### [TASK]
Please repeat every entry, keeping each one exactly the same.

-=-=-

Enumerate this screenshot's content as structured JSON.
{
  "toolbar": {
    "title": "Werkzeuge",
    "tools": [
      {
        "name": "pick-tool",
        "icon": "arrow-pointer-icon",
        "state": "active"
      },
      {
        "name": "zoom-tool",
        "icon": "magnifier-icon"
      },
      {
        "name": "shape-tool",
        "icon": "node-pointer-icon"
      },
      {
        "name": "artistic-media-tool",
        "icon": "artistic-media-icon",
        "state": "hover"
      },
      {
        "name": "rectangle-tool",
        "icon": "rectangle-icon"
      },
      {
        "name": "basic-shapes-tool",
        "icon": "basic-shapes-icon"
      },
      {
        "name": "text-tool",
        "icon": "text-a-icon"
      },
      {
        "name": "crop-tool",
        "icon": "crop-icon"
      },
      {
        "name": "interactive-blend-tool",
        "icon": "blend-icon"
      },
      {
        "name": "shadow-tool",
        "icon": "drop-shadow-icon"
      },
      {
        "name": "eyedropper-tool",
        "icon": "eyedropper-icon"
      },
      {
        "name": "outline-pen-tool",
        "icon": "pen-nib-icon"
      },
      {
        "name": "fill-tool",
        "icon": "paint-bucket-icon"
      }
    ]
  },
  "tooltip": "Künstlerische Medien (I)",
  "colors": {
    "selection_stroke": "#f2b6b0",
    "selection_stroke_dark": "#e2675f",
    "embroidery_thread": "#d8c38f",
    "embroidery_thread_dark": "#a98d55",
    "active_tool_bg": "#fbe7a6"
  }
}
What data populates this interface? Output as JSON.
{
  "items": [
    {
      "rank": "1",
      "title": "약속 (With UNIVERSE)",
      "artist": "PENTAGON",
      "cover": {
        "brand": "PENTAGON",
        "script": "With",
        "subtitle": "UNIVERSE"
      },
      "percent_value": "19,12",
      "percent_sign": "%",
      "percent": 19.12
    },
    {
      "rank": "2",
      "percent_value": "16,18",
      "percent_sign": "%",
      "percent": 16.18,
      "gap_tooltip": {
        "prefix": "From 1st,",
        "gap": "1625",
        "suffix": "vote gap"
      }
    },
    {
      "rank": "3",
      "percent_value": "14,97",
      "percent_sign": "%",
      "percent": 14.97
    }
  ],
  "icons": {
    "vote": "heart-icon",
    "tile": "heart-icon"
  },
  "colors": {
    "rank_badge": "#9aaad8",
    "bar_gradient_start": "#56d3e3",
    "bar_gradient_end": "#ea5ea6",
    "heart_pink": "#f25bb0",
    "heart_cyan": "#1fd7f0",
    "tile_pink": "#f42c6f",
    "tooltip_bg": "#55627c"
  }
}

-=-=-

### [EXERCISE OUTPUT]
Enumerate this screenshot's content as structured JSON.
{
  "toolbar": {
    "title": "Werkzeuge",
    "tools": [
      {
        "name": "pick-tool",
        "icon": "arrow-pointer-icon",
        "state": "active"
      },
      {
        "name": "zoom-tool",
        "icon": "magnifier-icon"
      },
      {
        "name": "shape-tool",
        "icon": "node-pointer-icon"
      },
      {
        "name": "artistic-media-tool",
        "icon": "artistic-media-icon",
        "state": "hover"
      },
      {
        "name": "rectangle-tool",
        "icon": "rectangle-icon"
      },
      {
        "name": "basic-shapes-tool",
        "icon": "basic-shapes-icon"
      },
      {
        "name": "text-tool",
        "icon": "text-a-icon"
      },
      {
        "name": "crop-tool",
        "icon": "crop-icon"
      },
      {
        "name": "interactive-blend-tool",
        "icon": "blend-icon"
      },
      {
        "name": "shadow-tool",
        "icon": "drop-shadow-icon"
      },
      {
        "name": "eyedropper-tool",
        "icon": "eyedropper-icon"
      },
      {
        "name": "outline-pen-tool",
        "icon": "pen-nib-icon"
      },
      {
        "name": "fill-tool",
        "icon": "paint-bucket-icon"
      }
    ]
  },
  "tooltip": "Künstlerische Medien (I)",
  "colors": {
    "selection_stroke": "#f2b6b0",
    "selection_stroke_dark": "#e2675f",
    "embroidery_thread": "#d8c38f",
    "embroidery_thread_dark": "#a98d55",
    "active_tool_bg": "#fbe7a6"
  }
}
What data populates this interface? Output as JSON.
{
  "items": [
    {
      "rank": "1",
      "title": "약속 (With UNIVERSE)",
      "artist": "PENTAGON",
      "cover": {
        "brand": "PENTAGON",
        "script": "With",
        "subtitle": "UNIVERSE"
      },
      "percent_value": "19,12",
      "percent_sign": "%",
      "percent": 19.12
    },
    {
      "rank": "2",
      "percent_value": "16,18",
      "percent_sign": "%",
      "percent": 16.18,
      "gap_tooltip": {
        "prefix": "From 1st,",
        "gap": "1625",
        "suffix": "vote gap"
      }
    },
    {
      "rank": "3",
      "percent_value": "14,97",
      "percent_sign": "%",
      "percent": 14.97
    }
  ],
  "icons": {
    "vote": "heart-icon",
    "tile": "heart-icon"
  },
  "colors": {
    "rank_badge": "#9aaad8",
    "bar_gradient_start": "#56d3e3",
    "bar_gradient_end": "#ea5ea6",
    "heart_pink": "#f25bb0",
    "heart_cyan": "#1fd7f0",
    "tile_pink": "#f42c6f",
    "tooltip_bg": "#55627c"
  }
}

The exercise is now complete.